Make the copy match the entries below exactly, with no pictures carried over.

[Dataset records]
========

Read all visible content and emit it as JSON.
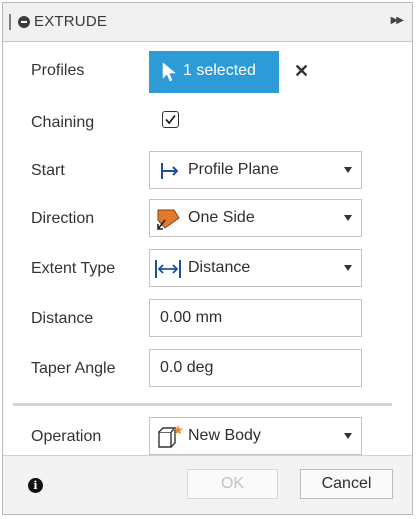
{
  "dialog": {
    "title": "EXTRUDE",
    "profiles": {
      "label": "Profiles",
      "button": "1 selected"
    },
    "chaining": {
      "label": "Chaining",
      "checked": true
    },
    "start": {
      "label": "Start",
      "value": "Profile Plane",
      "icon": "profile-plane-icon"
    },
    "direction": {
      "label": "Direction",
      "value": "One Side",
      "icon": "one-side-icon"
    },
    "extent_type": {
      "label": "Extent Type",
      "value": "Distance",
      "icon": "distance-icon"
    },
    "distance": {
      "label": "Distance",
      "value": "0.00 mm"
    },
    "taper_angle": {
      "label": "Taper Angle",
      "value": "0.0 deg"
    },
    "operation": {
      "label": "Operation",
      "value": "New Body",
      "icon": "new-body-icon"
    },
    "footer": {
      "ok": "OK",
      "cancel": "Cancel"
    }
  },
  "colors": {
    "accent": "#2d9bd7",
    "direction_icon": "#e07a2e",
    "new_body_star": "#f08a24"
  }
}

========

→ **ANSWER**
Read all visible content and emit it as JSON.
{
  "dialog": {
    "title": "EXTRUDE",
    "profiles": {
      "label": "Profiles",
      "button": "1 selected"
    },
    "chaining": {
      "label": "Chaining",
      "checked": true
    },
    "start": {
      "label": "Start",
      "value": "Profile Plane",
      "icon": "profile-plane-icon"
    },
    "direction": {
      "label": "Direction",
      "value": "One Side",
      "icon": "one-side-icon"
    },
    "extent_type": {
      "label": "Extent Type",
      "value": "Distance",
      "icon": "distance-icon"
    },
    "distance": {
      "label": "Distance",
      "value": "0.00 mm"
    },
    "taper_angle": {
      "label": "Taper Angle",
      "value": "0.0 deg"
    },
    "operation": {
      "label": "Operation",
      "value": "New Body",
      "icon": "new-body-icon"
    },
    "footer": {
      "ok": "OK",
      "cancel": "Cancel"
    }
  },
  "colors": {
    "accent": "#2d9bd7",
    "direction_icon": "#e07a2e",
    "new_body_star": "#f08a24"
  }
}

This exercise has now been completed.